• [YOUR GOAL] Across the entries below, work out how many lines contain "datetime". Respond with the number and no other text.

• [DATA TO PROCESS]

|---|

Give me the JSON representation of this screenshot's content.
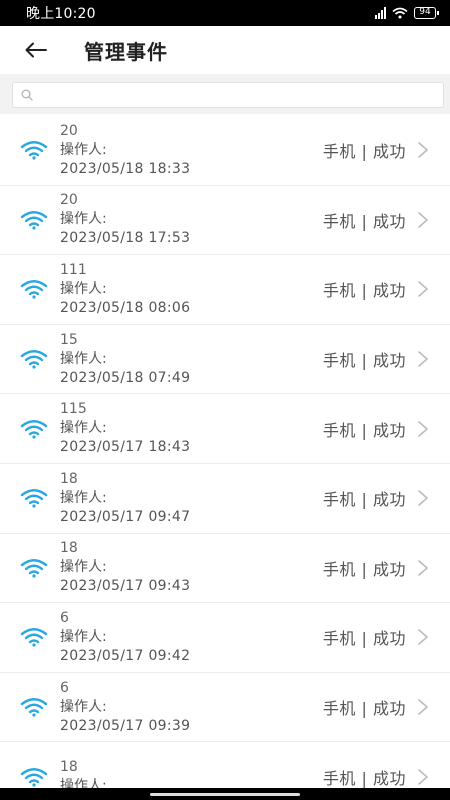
{
  "status_bar": {
    "time": "晚上10:20",
    "battery": "94"
  },
  "header": {
    "title": "管理事件"
  },
  "search": {
    "placeholder": "",
    "value": ""
  },
  "colors": {
    "wifi_icon": "#29a8e0",
    "chevron": "#bbbbbb"
  },
  "events": [
    {
      "name": "20",
      "operator_label": "操作人:",
      "datetime": "2023/05/18 18:33",
      "status": "手机 | 成功"
    },
    {
      "name": "20",
      "operator_label": "操作人:",
      "datetime": "2023/05/18 17:53",
      "status": "手机 | 成功"
    },
    {
      "name": "111",
      "operator_label": "操作人:",
      "datetime": "2023/05/18 08:06",
      "status": "手机 | 成功"
    },
    {
      "name": "15",
      "operator_label": "操作人:",
      "datetime": "2023/05/18 07:49",
      "status": "手机 | 成功"
    },
    {
      "name": "115",
      "operator_label": "操作人:",
      "datetime": "2023/05/17 18:43",
      "status": "手机 | 成功"
    },
    {
      "name": "18",
      "operator_label": "操作人:",
      "datetime": "2023/05/17 09:47",
      "status": "手机 | 成功"
    },
    {
      "name": "18",
      "operator_label": "操作人:",
      "datetime": "2023/05/17 09:43",
      "status": "手机 | 成功"
    },
    {
      "name": "6",
      "operator_label": "操作人:",
      "datetime": "2023/05/17 09:42",
      "status": "手机 | 成功"
    },
    {
      "name": "6",
      "operator_label": "操作人:",
      "datetime": "2023/05/17 09:39",
      "status": "手机 | 成功"
    },
    {
      "name": "18",
      "operator_label": "操作人:",
      "datetime": "",
      "status": "手机 | 成功"
    }
  ]
}
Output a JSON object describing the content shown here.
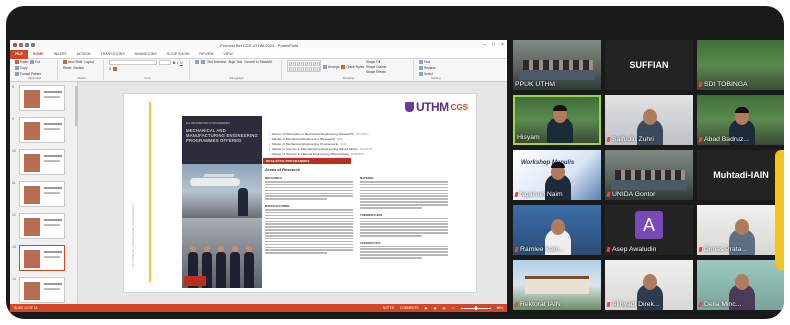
{
  "ppt": {
    "window_title": "Promosi Bei CGS UTHM 2021 - PowerPoint",
    "tabs": [
      "FILE",
      "HOME",
      "INSERT",
      "DESIGN",
      "TRANSITIONS",
      "ANIMATIONS",
      "SLIDE SHOW",
      "REVIEW",
      "VIEW"
    ],
    "ribbon": {
      "clipboard": {
        "items": [
          "Cut",
          "Copy",
          "Format Painter"
        ],
        "label": "Clipboard",
        "paste": "Paste"
      },
      "slides": {
        "items": [
          "Layout",
          "Reset",
          "Section"
        ],
        "label": "Slides",
        "new": "New Slide"
      },
      "font": {
        "label": "Font"
      },
      "paragraph": {
        "label": "Paragraph",
        "items": [
          "Text Direction",
          "Align Text",
          "Convert to SmartArt"
        ]
      },
      "drawing": {
        "label": "Drawing",
        "items": [
          "Shape Fill",
          "Shape Outline",
          "Shape Effects"
        ],
        "arrange": "Arrange",
        "quick": "Quick Styles"
      },
      "editing": {
        "label": "Editing",
        "items": [
          "Find",
          "Replace",
          "Select"
        ]
      }
    },
    "thumbnails": [
      "8",
      "9",
      "10",
      "11",
      "12",
      "13",
      "14"
    ],
    "selected_thumb": "13",
    "slide": {
      "logo_text": "UTHM",
      "logo_suffix": "CGS",
      "side_text": "MECHANICAL ENGINEERING PROGRAMMES",
      "brochure_small": "ALL INFORMATION & PROGRAMMES",
      "brochure_title": "MECHANICAL AND MANUFACTURING ENGINEERING PROGRAMMES OFFERED",
      "degrees": [
        {
          "name": "Doctor of Philosophy in Mechanical Engineering (Research)",
          "mode": "MJ41/MV41"
        },
        {
          "name": "Master of Mechanical Engineering (Research)",
          "mode": "MJ42"
        },
        {
          "name": "Master of Mechanical Engineering (Coursework)",
          "mode": "MJ43"
        },
        {
          "name": "Master of Science in Manufacturing Engineering (Mixed Mode)",
          "mode": "MJ44/MV44"
        },
        {
          "name": "Master of Science in Material Engineering (Mixed Mode)",
          "mode": "MJ45/MV45"
        }
      ],
      "research_bar": "RESEARCH PROGRAMMES",
      "areas_heading": "Areas of Research",
      "col1": [
        "MECHANICS",
        "MANUFACTURING"
      ],
      "col2": [
        "MATERIAL",
        "THERMOFLUIDS",
        "AERONAUTICS"
      ]
    },
    "status": {
      "left": "SLIDE 13 OF 18",
      "notes": "NOTES",
      "comments": "COMMENTS",
      "zoom": "86%"
    }
  },
  "participants": [
    {
      "name": "PPUK UTHM",
      "muted": false
    },
    {
      "name": "SUFFIAN",
      "muted": false
    },
    {
      "name": "SDI TOBINGA",
      "muted": true
    },
    {
      "name": "Hisyam",
      "muted": false
    },
    {
      "name": "Saifudin Zuhri",
      "muted": true
    },
    {
      "name": "Abad Badruz...",
      "muted": true
    },
    {
      "name": "Ngaisun Naim",
      "muted": true
    },
    {
      "name": "UNIDA Gontor",
      "muted": true
    },
    {
      "name": "Muhtadi-IAIN",
      "muted": false
    },
    {
      "name": "Ramlee Kam...",
      "muted": true
    },
    {
      "name": "Asep Awaludin",
      "muted": true
    },
    {
      "name": "Dimas Prata...",
      "muted": true
    },
    {
      "name": "Rektorat IAIN",
      "muted": true
    },
    {
      "name": "Akhyadi Direk...",
      "muted": true
    },
    {
      "name": "Delia Minc...",
      "muted": true
    }
  ],
  "avatar_letter": "A",
  "poster_text": "Workshop Menulis",
  "colors": {
    "ppt_accent": "#d24726",
    "active_speaker": "#9fd44a",
    "uthm_purple": "#5b2d86",
    "mic_muted": "#e8453c"
  }
}
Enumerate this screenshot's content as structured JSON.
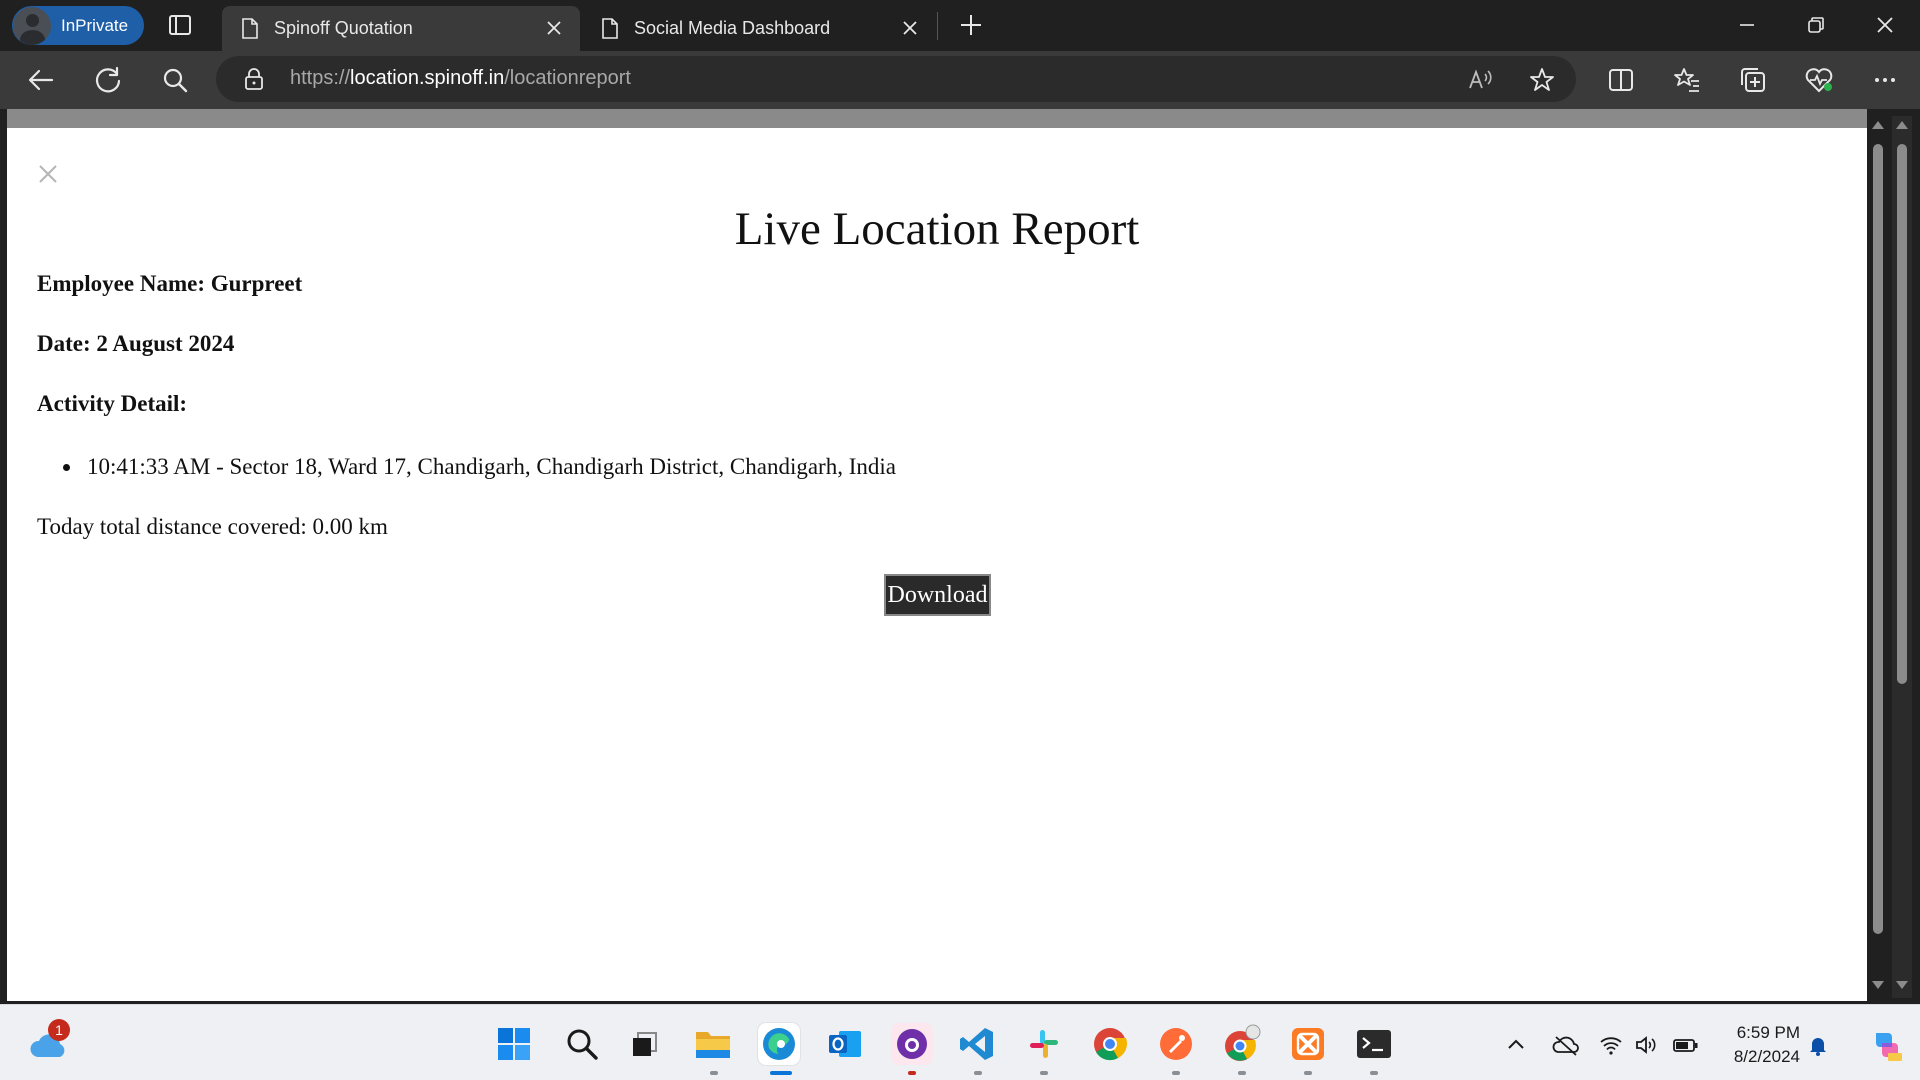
{
  "browser": {
    "inprivate_label": "InPrivate",
    "tabs": [
      {
        "title": "Spinoff Quotation",
        "active": true
      },
      {
        "title": "Social Media Dashboard",
        "active": false
      }
    ],
    "url_scheme": "https://",
    "url_host": "location.spinoff.in",
    "url_path": "/locationreport"
  },
  "page": {
    "title": "Live Location Report",
    "employee_name_label": "Employee Name: Gurpreet",
    "date_label": "Date: 2 August 2024",
    "activity_label": "Activity Detail:",
    "activities": [
      "10:41:33 AM - Sector 18, Ward 17, Chandigarh, Chandigarh District, Chandigarh, India"
    ],
    "distance_text": "Today total distance covered: 0.00 km",
    "download_label": "Download"
  },
  "taskbar": {
    "weather_badge": "1",
    "apps": [
      "start-icon",
      "search-icon",
      "task-view-icon",
      "file-explorer-icon",
      "edge-icon",
      "outlook-icon",
      "github-desktop-icon",
      "vscode-icon",
      "slack-icon",
      "chrome-icon",
      "postman-icon",
      "chrome-profile-icon",
      "xampp-icon",
      "terminal-icon"
    ],
    "time": "6:59 PM",
    "date": "8/2/2024"
  },
  "colors": {
    "accent": "#1f5fa8",
    "chrome_dark": "#202020",
    "toolbar": "#3a3a3a"
  }
}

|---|

• [ANSWER SPACE] 10